This key is used to turn plain text into cipher text, to encrypt data, and acts as a lock to encrypt the data. It also confirms the owner of a private key. Distribution of public keys to browsers is done with Certificates.

Then, each public key has a unique private key and they work as a pair. You use this key to decrypt information. Data encrypted with a public key can only be decrypted by the corresponding unique private key.

It is this unique private key that unlocks the lock and decrypts the data. A private key also confirms that the information is yours. This key is kept private, stored and available only to its owner.

A secure connection is set up and certificates are exchanged before any actual data is transfered.

The client types in the URL of the webpage they want to access. The webpage's server sends over the TLS or SSL certificate that contains the public key to start the connection. The client and server go through a lot of back and forth (called a TLS/SSL handshake) until they establish a secure session.

Conclusion

In this article we learned what HTTPS is, how it works, and how it is different (and more secure) than HTTP.
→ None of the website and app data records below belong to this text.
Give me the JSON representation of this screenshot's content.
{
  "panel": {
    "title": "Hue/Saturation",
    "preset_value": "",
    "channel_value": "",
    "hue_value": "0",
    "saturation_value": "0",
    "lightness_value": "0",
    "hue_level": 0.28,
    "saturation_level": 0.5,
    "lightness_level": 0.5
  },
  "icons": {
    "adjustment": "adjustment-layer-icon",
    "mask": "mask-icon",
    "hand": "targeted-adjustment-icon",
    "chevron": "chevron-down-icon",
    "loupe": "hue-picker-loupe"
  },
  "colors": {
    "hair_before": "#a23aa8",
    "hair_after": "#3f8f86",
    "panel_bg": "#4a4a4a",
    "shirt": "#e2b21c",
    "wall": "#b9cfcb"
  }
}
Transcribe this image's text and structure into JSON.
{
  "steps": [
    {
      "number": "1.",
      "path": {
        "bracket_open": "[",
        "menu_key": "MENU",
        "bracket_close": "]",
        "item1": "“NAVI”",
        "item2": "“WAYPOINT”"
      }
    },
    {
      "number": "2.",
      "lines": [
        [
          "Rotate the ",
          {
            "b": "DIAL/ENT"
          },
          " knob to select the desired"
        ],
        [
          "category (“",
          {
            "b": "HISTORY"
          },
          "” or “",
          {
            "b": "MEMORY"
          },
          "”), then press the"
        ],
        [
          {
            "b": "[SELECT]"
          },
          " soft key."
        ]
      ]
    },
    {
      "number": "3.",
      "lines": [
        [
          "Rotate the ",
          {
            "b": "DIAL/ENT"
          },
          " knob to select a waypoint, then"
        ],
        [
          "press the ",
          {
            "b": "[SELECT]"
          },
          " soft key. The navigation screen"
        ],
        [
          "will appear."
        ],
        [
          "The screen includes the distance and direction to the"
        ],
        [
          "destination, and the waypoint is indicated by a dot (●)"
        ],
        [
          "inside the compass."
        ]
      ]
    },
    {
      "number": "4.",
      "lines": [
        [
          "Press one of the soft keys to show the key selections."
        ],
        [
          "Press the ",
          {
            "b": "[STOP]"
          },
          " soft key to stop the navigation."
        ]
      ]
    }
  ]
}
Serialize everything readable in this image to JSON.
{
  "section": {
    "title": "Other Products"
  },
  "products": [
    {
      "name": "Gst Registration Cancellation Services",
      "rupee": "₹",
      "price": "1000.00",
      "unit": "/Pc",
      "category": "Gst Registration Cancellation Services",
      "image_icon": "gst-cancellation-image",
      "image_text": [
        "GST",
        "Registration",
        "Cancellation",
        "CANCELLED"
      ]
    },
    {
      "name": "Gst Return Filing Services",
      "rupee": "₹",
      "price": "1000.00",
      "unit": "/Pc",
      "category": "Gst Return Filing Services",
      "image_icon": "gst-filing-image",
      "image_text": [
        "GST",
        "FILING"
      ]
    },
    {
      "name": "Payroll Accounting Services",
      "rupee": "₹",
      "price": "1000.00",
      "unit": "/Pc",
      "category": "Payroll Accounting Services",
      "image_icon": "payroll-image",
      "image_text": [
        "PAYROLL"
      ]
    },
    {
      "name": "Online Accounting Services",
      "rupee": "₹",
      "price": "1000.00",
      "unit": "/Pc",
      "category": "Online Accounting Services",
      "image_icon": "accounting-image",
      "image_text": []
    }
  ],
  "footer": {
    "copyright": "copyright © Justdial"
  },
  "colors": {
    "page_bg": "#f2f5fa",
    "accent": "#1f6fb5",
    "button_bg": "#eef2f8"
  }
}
To recap, HTTPS is the secure version of HTTP, the basic network protocol for sending hypertext over the web.

In HTTPS there are additional steps for security, such as TSL/SSL certificates and the TSL/SSL handshake.

It provides authentication for users and data, making sure transactions are kept private (with data integrity being a priority) without fearing a data breach during the client-server communication.

The contents of messages and transactions can only be viewed by the sender and intended recipient.

Thanks for reading!